The artist has constructed form within this landscape with dashes of bright paint. It is an early sign of his movement towards Fauvism, though at this stage still has a long way to go to truly master that approach. For example, his strokes are longer, but we find it harder to decipher the different elements of the composition. The tones, however, are close to how he worked as a Fauvist, with bright colours and the use of blues, pinks and related colours in that palette. If we look closely we can start to see a landscape appear in front of our eyes, with forms sweeping in from both the left and right, with a perspective pushing through the centre towards the back. That said, we are still not entirely confident in what we are starting to perceive.

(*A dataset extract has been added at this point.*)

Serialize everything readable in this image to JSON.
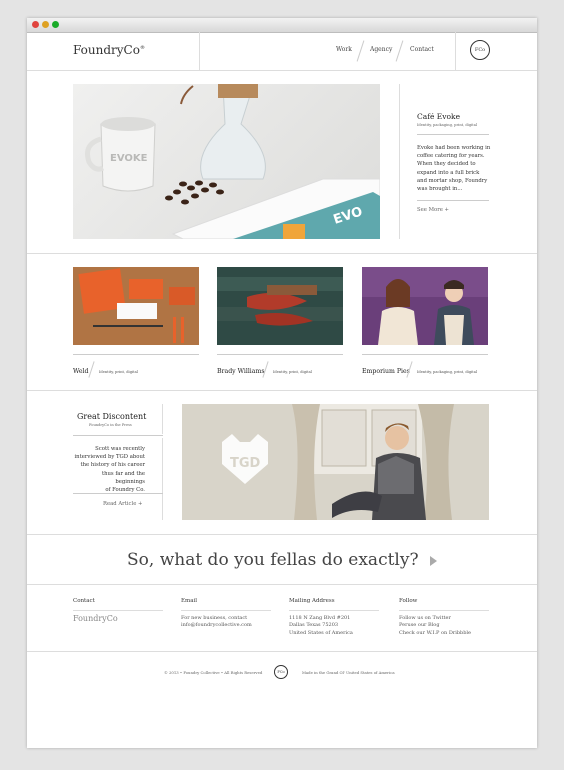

The lack of completion found here strikes us that this is actually a study painting in oil, rather than something meant to be presented as a full artwork intended fir display in a major gallery. It is clear that he was working here from emotion, with little real planning. He would have taken several looks at the scene in front of him and then worked quickly to portray it through unmixed paint, just using single lines of colour. In most cases they never overlap, leaving the original canvas still visible in much of the work.

Collioure is a small town in the south of France, right by the border with Spain. It is a picturesque location along the sea, also boasting some stunning architecture from past centuries. Its culture is predominantly catalan, which all together make in an interesting destination for artists such as Matisse, with a number of authors also spending time here. Matisse himself also produced a number of drawings whilst visiting this region, perhaps choosing this medium because of the ease with which he could travel around the landscape with just a few tools on his person. This piece measures 46.6 cm wide by 38.8 cm tall, which is about as small as any painting from this artist and it is now owned by the Museum of Modern Art in New York, USA. They have listed it as a gift and bequest of Louise Reinhardt Smith. Whilst in Collioure, the artist also produced Young Sailor I and Young Sailor II.